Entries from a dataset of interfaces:
'''
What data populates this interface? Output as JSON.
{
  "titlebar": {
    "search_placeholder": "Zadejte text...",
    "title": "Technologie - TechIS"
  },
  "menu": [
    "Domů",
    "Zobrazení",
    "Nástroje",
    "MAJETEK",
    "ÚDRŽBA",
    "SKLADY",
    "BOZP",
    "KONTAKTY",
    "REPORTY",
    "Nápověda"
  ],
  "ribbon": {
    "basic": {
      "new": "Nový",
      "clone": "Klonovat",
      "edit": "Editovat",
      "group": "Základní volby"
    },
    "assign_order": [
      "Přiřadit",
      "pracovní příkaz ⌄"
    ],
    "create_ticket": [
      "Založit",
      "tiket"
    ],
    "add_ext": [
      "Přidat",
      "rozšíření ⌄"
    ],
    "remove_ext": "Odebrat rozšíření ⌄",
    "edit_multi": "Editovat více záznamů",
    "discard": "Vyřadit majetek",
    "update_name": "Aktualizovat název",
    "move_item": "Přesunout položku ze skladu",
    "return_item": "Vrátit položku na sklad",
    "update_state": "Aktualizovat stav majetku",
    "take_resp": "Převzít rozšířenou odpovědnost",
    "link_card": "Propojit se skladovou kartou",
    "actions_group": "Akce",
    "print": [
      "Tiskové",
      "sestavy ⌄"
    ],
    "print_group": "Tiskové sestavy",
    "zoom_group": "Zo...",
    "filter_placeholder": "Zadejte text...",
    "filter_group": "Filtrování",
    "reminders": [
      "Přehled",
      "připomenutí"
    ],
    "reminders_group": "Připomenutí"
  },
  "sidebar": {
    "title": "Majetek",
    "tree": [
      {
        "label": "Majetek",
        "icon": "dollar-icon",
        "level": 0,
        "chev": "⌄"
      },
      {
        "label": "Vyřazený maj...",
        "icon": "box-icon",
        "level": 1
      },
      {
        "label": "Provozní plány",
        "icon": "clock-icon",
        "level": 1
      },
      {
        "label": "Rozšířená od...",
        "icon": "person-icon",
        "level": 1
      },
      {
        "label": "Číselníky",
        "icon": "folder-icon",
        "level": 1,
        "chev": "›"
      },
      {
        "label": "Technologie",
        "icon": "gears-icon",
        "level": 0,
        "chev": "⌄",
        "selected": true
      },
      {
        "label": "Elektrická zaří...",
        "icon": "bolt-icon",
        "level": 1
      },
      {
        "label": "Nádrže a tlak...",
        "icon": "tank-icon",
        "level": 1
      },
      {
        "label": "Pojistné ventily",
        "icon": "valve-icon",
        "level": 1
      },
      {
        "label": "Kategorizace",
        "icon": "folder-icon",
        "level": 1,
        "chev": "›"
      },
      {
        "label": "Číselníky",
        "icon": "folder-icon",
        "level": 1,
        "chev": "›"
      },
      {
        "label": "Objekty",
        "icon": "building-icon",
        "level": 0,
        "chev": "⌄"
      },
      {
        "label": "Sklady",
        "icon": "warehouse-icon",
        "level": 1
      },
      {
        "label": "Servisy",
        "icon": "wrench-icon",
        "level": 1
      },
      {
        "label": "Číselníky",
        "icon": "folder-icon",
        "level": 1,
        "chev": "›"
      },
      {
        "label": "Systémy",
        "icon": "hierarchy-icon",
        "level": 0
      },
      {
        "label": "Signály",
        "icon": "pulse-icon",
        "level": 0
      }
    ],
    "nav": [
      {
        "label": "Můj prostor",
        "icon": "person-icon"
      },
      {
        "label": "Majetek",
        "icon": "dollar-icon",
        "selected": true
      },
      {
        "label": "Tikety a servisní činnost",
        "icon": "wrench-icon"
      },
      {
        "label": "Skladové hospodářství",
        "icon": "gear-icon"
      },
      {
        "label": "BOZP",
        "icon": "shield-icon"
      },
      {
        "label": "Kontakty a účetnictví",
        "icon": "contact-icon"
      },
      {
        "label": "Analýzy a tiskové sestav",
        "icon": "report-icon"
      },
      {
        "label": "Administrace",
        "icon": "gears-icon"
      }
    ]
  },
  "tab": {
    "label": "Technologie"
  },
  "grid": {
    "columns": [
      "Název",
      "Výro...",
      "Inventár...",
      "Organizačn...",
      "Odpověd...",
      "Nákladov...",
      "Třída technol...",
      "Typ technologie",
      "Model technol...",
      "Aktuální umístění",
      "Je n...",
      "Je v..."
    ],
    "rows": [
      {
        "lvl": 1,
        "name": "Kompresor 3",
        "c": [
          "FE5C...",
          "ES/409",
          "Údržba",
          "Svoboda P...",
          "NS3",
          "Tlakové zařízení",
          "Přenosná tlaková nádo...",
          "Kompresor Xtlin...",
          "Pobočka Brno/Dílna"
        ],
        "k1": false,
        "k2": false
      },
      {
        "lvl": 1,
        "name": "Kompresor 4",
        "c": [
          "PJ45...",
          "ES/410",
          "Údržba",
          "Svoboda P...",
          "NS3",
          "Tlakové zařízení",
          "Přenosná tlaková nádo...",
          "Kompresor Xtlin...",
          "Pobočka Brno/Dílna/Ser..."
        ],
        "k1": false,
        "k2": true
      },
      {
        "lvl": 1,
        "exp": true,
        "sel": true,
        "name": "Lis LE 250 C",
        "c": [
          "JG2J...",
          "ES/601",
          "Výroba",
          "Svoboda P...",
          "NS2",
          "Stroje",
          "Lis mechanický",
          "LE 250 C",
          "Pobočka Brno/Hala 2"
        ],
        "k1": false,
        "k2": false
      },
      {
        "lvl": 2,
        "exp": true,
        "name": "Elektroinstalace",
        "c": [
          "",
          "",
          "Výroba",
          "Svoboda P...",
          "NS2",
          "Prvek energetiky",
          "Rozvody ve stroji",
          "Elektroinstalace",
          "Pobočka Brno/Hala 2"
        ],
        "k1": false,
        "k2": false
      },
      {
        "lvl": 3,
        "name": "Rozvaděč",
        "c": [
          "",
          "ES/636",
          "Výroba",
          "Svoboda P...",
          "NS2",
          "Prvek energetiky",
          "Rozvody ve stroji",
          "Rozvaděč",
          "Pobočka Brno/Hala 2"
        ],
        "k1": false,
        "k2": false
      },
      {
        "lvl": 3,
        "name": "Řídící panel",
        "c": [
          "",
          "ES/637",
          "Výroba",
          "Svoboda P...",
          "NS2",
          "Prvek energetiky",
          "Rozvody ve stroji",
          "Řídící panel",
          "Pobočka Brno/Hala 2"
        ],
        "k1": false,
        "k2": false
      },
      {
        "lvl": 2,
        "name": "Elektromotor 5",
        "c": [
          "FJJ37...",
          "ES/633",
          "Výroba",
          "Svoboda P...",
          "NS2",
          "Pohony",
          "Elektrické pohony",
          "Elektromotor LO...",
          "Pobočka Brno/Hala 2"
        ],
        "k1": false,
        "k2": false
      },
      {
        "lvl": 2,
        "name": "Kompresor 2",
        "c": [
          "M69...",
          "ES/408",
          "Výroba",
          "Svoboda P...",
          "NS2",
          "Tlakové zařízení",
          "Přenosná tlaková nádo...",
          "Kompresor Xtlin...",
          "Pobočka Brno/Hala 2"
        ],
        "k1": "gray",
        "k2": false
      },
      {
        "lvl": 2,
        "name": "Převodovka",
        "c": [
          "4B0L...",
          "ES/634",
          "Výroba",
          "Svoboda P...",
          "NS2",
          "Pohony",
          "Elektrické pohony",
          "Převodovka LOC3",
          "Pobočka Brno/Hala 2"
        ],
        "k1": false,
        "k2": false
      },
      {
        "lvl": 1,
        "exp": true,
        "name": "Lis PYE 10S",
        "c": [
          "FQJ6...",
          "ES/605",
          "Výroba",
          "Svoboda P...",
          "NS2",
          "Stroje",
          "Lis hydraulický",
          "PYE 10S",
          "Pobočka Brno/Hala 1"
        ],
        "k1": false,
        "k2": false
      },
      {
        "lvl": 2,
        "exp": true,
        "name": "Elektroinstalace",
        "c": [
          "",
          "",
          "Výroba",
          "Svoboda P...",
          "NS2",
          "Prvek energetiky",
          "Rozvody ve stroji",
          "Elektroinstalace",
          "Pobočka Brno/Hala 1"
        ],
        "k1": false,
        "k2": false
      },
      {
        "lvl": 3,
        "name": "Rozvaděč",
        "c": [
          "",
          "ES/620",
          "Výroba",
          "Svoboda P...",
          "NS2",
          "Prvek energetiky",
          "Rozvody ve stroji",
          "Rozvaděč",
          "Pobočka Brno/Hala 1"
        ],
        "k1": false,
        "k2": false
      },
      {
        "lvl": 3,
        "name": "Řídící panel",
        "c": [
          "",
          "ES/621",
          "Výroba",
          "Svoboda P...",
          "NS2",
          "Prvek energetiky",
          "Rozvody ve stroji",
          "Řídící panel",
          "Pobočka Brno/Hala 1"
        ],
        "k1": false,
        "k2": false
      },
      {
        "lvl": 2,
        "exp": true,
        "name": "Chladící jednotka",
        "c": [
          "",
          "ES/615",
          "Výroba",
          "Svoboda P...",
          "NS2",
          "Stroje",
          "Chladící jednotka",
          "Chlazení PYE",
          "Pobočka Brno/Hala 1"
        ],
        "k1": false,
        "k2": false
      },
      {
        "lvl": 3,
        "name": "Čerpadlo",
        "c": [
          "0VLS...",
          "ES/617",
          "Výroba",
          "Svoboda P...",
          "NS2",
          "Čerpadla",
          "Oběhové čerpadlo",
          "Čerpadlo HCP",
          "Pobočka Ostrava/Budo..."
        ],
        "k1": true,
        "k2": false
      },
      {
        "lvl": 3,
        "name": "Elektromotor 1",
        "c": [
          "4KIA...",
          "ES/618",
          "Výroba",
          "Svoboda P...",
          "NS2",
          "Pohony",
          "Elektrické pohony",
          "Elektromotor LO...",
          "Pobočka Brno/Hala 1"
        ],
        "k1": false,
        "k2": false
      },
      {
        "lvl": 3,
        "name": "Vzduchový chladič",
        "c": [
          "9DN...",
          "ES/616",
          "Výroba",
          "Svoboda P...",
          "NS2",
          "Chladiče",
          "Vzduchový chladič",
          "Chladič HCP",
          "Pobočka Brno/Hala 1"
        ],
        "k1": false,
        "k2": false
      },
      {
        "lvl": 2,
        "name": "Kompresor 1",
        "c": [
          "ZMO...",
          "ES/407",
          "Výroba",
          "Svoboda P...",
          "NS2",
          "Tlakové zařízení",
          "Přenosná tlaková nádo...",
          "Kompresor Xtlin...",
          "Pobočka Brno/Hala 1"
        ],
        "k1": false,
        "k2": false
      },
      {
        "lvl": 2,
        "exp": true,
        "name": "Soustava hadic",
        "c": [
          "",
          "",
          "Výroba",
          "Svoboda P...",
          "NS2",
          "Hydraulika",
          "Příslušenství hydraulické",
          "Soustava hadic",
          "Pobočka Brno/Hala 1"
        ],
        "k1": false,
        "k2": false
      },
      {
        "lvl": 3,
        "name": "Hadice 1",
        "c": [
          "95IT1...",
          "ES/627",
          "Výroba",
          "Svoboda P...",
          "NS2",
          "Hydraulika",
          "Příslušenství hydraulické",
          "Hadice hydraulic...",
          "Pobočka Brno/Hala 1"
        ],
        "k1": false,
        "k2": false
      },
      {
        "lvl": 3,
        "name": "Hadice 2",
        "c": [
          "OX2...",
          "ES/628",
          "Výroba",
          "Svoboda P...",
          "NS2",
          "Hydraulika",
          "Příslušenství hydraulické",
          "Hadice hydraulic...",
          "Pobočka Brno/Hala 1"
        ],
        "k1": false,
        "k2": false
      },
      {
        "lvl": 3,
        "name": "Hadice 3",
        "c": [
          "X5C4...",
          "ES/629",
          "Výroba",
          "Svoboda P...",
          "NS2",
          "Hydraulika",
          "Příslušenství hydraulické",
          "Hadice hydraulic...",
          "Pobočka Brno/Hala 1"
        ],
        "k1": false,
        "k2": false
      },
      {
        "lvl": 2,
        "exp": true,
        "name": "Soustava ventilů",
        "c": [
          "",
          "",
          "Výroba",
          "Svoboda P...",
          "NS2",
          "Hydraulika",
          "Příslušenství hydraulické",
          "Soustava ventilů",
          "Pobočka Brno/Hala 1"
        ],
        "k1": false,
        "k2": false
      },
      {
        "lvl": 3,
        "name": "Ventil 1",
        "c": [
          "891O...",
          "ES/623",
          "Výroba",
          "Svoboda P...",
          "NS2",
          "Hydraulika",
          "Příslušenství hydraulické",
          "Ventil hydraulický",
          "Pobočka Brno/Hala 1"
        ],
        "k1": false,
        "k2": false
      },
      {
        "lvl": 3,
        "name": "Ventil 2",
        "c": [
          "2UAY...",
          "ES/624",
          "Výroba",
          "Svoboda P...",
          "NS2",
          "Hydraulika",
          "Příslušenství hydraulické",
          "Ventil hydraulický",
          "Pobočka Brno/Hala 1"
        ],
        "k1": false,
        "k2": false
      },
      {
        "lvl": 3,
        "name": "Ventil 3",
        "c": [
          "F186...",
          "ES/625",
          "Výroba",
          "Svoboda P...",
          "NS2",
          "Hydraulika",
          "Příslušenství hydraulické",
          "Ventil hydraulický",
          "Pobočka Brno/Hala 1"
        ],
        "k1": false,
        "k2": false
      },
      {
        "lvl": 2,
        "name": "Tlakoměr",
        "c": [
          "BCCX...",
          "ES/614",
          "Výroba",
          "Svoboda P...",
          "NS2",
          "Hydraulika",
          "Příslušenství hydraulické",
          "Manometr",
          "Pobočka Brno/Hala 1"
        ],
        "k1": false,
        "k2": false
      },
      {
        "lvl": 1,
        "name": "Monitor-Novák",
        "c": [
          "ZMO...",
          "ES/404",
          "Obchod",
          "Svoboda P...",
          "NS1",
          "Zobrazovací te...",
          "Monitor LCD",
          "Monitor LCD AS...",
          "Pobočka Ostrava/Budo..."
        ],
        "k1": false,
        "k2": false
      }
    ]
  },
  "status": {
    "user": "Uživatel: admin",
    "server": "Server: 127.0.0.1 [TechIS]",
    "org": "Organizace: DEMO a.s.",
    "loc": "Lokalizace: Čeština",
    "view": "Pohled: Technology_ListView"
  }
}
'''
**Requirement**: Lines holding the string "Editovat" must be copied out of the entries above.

**Solution to this problem**:
      "edit": "Editovat",
    "edit_multi": "Editovat více záznamů",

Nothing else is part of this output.